Are we still all committed and passionate about our sheep industry and our future as farmers as we were back in the 80s? A massive, yes. The Groundswell turnout showed we are all on the same waka. We may be spread for miles all over the motu, but we are all deeply passionate and driven about our industry. What is also encouraging is the large number of young professional people who continue to join our sheep and beef team.

Looking at the way the team of five million is spending right now we are going to need every trick in the book to improve on farm production and efficiency.

Farmers need to get on and drive that change as it is in our best interests. This is where the farmer discussion groups kick in as we also know that nothing is so powerful as pooled experience. It is also a timeless principle.

The recent RMPP Action Network model provided us with a taste of the power of putting motivated farmers in the same room as a passionate scientist. This is where magic happens.

So, what is our next odyssey to produce a bullet proof survivor?

Is it:- Sheep that don’t need drenching? There is an annual drench cost, lost production and resistance worms will win in the end. Like Covid-19 they will use genetic variation to survive.

Imagine if we could get rid of the need to drench and all associated costs.

Like FE we know you can make genetic progress as it is heritable, and we can make genetic gain.

We also know that we have some futuristic breeders who are well down that track. We all need to champion and support these breeders who are doing the hard yards down a long and sometimes lonely track.

Imagine if every sheep stud in NZ put away their drench gun. So, the survivors were allowed to perform. Like the FE process we would have to buy some less-impressive looking rams knowing they were the survivors.

We know 80% of the flocks’ genetics are contributed by the ram breeders and this is where the real progress will come from.

There are other potentials such as:

  • What about chasing short tailed sheep and the need to dock?
  • What about chasing clean sheep, so we don’t have to dag?
  • What about chasing clean points, so shearing is easier?
  • Genetics is a very powerful tool.

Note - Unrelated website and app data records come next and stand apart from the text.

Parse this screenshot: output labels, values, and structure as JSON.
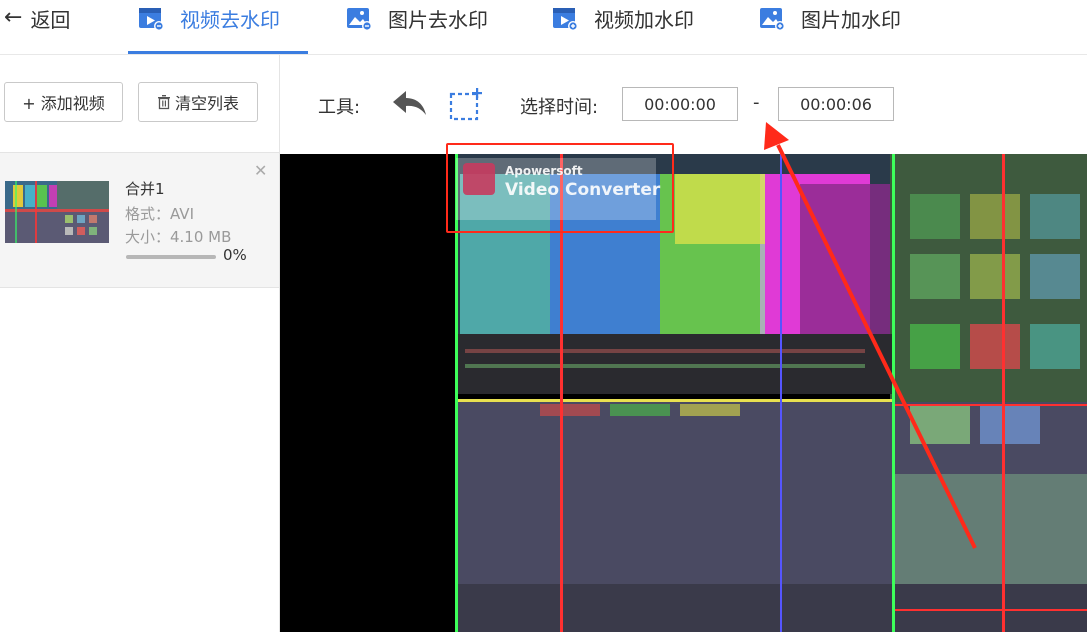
{
  "nav": {
    "back_label": "返回",
    "tabs": [
      {
        "label": "视频去水印",
        "icon": "video-watermark-remove-icon",
        "active": true
      },
      {
        "label": "图片去水印",
        "icon": "image-watermark-remove-icon",
        "active": false
      },
      {
        "label": "视频加水印",
        "icon": "video-watermark-add-icon",
        "active": false
      },
      {
        "label": "图片加水印",
        "icon": "image-watermark-add-icon",
        "active": false
      }
    ]
  },
  "left_panel": {
    "add_video_label": "+ 添加视频",
    "clear_list_label": "清空列表",
    "items": [
      {
        "name": "合并1",
        "format": "格式：AVI",
        "size": "大小：4.10 MB",
        "progress": "0%",
        "progress_value": 0
      }
    ]
  },
  "toolbar": {
    "tools_label": "工具:",
    "time_label": "选择时间:",
    "start_time": "00:00:00",
    "end_time": "00:00:06",
    "separator": "-"
  },
  "video_watermark": {
    "brand": "Apowersoft",
    "product": "Video Converter"
  },
  "colors": {
    "accent": "#3b7de0",
    "highlight_red": "#ff2a1a",
    "video_bg": "#000000"
  }
}
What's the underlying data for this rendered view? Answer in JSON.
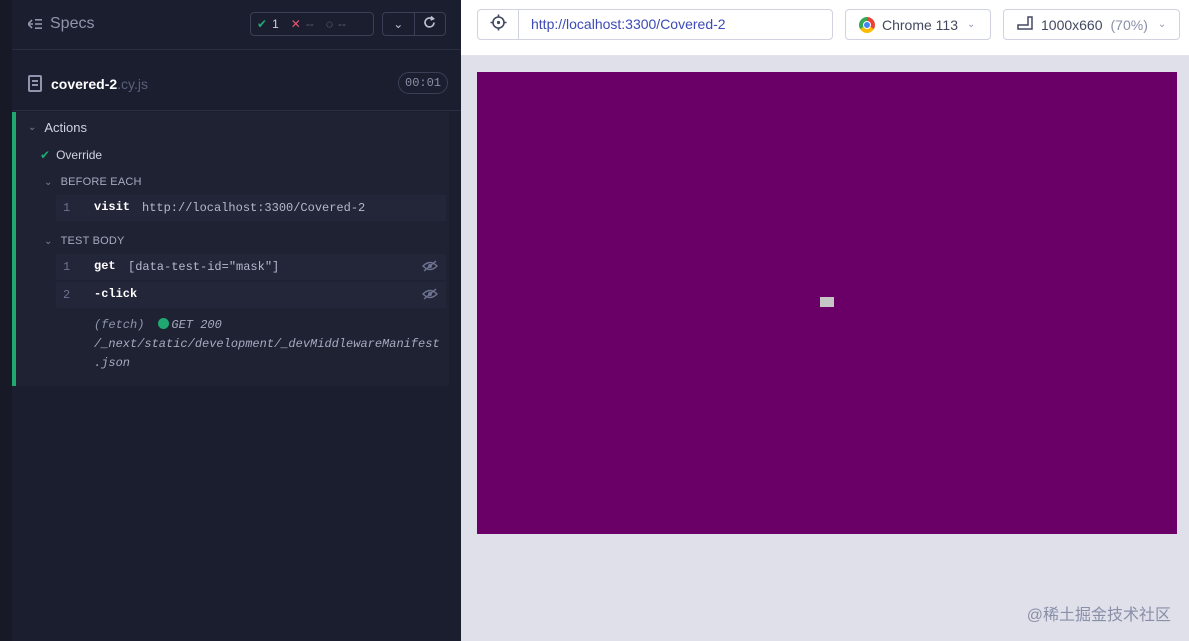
{
  "specs_header": {
    "title": "Specs",
    "passed": "1",
    "failed": "--",
    "pending": "--"
  },
  "spec_file": {
    "name": "covered-2",
    "ext": ".cy.js",
    "duration": "00:01"
  },
  "suite": {
    "title": "Actions",
    "test_title": "Override",
    "before_each": {
      "label": "BEFORE EACH",
      "commands": [
        {
          "number": "1",
          "name": "visit",
          "arg": "http://localhost:3300/Covered-2"
        }
      ]
    },
    "test_body": {
      "label": "TEST BODY",
      "commands": [
        {
          "number": "1",
          "name": "get",
          "arg": "[data-test-id=\"mask\"]"
        },
        {
          "number": "2",
          "name": "-click",
          "arg": ""
        }
      ],
      "log": {
        "tag": "(fetch)",
        "status": "GET 200",
        "path_line1": "/_next/static/development/_devMiddlewareManifest",
        "path_line2": ".json"
      }
    }
  },
  "browser_bar": {
    "url": "http://localhost:3300/Covered-2",
    "browser": "Chrome 113",
    "viewport": "1000x660",
    "viewport_scale": "(70%)"
  },
  "aut": {
    "background_color": "#6a0067",
    "box_color": "#c6c6c6"
  },
  "watermark": "@稀土掘金技术社区",
  "colors": {
    "pass": "#1fa971",
    "fail": "#e45770",
    "url": "#3c4ab5"
  }
}
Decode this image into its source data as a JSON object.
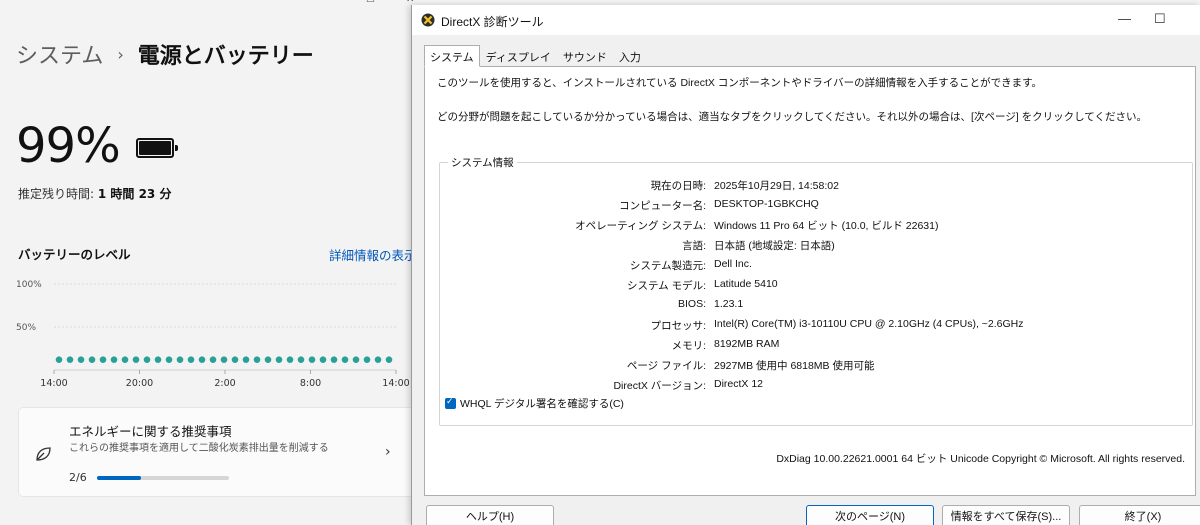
{
  "settings": {
    "breadcrumb_parent": "システム",
    "breadcrumb_chevron": "›",
    "breadcrumb_current": "電源とバッテリー",
    "battery_percent_text": "99%",
    "battery_level": 0.99,
    "remaining_label": "推定残り時間:",
    "remaining_value": "1 時間 23 分",
    "level_title": "バッテリーのレベル",
    "detail_link": "詳細情報の表示",
    "chart_data": {
      "type": "scatter",
      "y_ticks": [
        "100%",
        "50%"
      ],
      "x_ticks": [
        "14:00",
        "20:00",
        "2:00",
        "8:00",
        "14:00"
      ],
      "ylim": [
        0,
        100
      ],
      "grid": true,
      "dot_color": "#2aa198",
      "series": [
        {
          "values": [
            12,
            12,
            12,
            12,
            12,
            12,
            12,
            12,
            12,
            12,
            12,
            12,
            12,
            12,
            12,
            12,
            12,
            12,
            12,
            12,
            12,
            12,
            12,
            12,
            12,
            12,
            12,
            12,
            12,
            12,
            12
          ]
        }
      ]
    },
    "reco": {
      "title": "エネルギーに関する推奨事項",
      "subtitle": "これらの推奨事項を適用して二酸化炭素排出量を削減する",
      "progress_label": "2/6",
      "progress_fraction": 0.3333,
      "arrow": "›",
      "icon": "leaf-icon"
    }
  },
  "dxdiag": {
    "title": "DirectX 診断ツール",
    "window_buttons": [
      "—",
      "☐"
    ],
    "tabs": [
      "システム",
      "ディスプレイ",
      "サウンド",
      "入力"
    ],
    "intro_1": "このツールを使用すると、インストールされている DirectX コンポーネントやドライバーの詳細情報を入手することができます。",
    "intro_2": "どの分野が問題を起こしているか分かっている場合は、適当なタブをクリックしてください。それ以外の場合は、[次ページ] をクリックしてください。",
    "group_title": "システム情報",
    "rows": [
      {
        "label": "現在の日時:",
        "value": "2025年10月29日, 14:58:02"
      },
      {
        "label": "コンピューター名:",
        "value": "DESKTOP-1GBKCHQ"
      },
      {
        "label": "オペレーティング システム:",
        "value": "Windows 11 Pro 64 ビット (10.0, ビルド 22631)"
      },
      {
        "label": "言語:",
        "value": "日本語 (地域設定: 日本語)"
      },
      {
        "label": "システム製造元:",
        "value": "Dell Inc."
      },
      {
        "label": "システム モデル:",
        "value": "Latitude 5410"
      },
      {
        "label": "BIOS:",
        "value": "1.23.1"
      },
      {
        "label": "プロセッサ:",
        "value": "Intel(R) Core(TM) i3-10110U CPU @ 2.10GHz (4 CPUs), ~2.6GHz"
      },
      {
        "label": "メモリ:",
        "value": "8192MB RAM"
      },
      {
        "label": "ページ ファイル:",
        "value": "2927MB 使用中 6818MB 使用可能"
      },
      {
        "label": "DirectX バージョン:",
        "value": "DirectX 12"
      }
    ],
    "whql_checkbox": "WHQL デジタル署名を確認する(C)",
    "whql_checked": true,
    "footer": "DxDiag 10.00.22621.0001 64 ビット Unicode  Copyright © Microsoft. All rights reserved.",
    "buttons": {
      "help": "ヘルプ(H)",
      "next": "次のページ(N)",
      "save_all": "情報をすべて保存(S)...",
      "exit": "終了(X)"
    }
  }
}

We just need to continue to aim it in the right direction.
  • In these times of change it is important to focus on those timeless principles: working together, pooling experience, focus inside the farm gate, more from less and having fun.
  • It has been the adoption of these principles and a make-it-happen attitude that has put the sheep industry in the strong and healthy position it sits in today.

Peter Andrew is a farm consultant with AgFirst in Gisborne